▶ Exercise requirements: Scan the records for the string "label" and copy every line that holds it.

▶ Given records:
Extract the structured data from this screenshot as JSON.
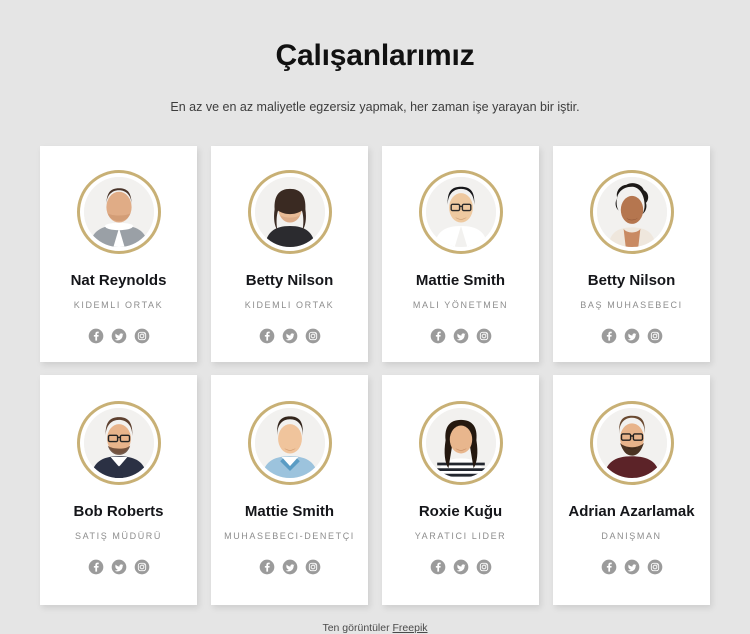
{
  "header": {
    "title": "Çalışanlarımız",
    "subtitle": "En az ve en az maliyetle egzersiz yapmak, her zaman işe yarayan bir iştir."
  },
  "colors": {
    "page_background": "#e5e5e5",
    "card_background": "#ffffff",
    "avatar_ring": "#c8b075",
    "name_text": "#15161a",
    "role_text": "#8d8d8d"
  },
  "social_icons": [
    {
      "name": "facebook-icon",
      "label": "Facebook"
    },
    {
      "name": "twitter-icon",
      "label": "Twitter"
    },
    {
      "name": "instagram-icon",
      "label": "Instagram"
    }
  ],
  "team": [
    {
      "name": "Nat Reynolds",
      "role": "KIDEMLI ORTAK"
    },
    {
      "name": "Betty Nilson",
      "role": "KIDEMLI ORTAK"
    },
    {
      "name": "Mattie Smith",
      "role": "MALI YÖNETMEN"
    },
    {
      "name": "Betty Nilson",
      "role": "BAŞ MUHASEBECI"
    },
    {
      "name": "Bob Roberts",
      "role": "SATIŞ MÜDÜRÜ"
    },
    {
      "name": "Mattie Smith",
      "role": "MUHASEBECI-DENETÇI"
    },
    {
      "name": "Roxie Kuğu",
      "role": "YARATICI LIDER"
    },
    {
      "name": "Adrian Azarlamak",
      "role": "DANIŞMAN"
    }
  ],
  "footer": {
    "credit_prefix": "Ten görüntüler",
    "credit_link": "Freepik"
  }
}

▶ Exercise solution:
      "label": "Facebook"
      "label": "Twitter"
      "label": "Instagram"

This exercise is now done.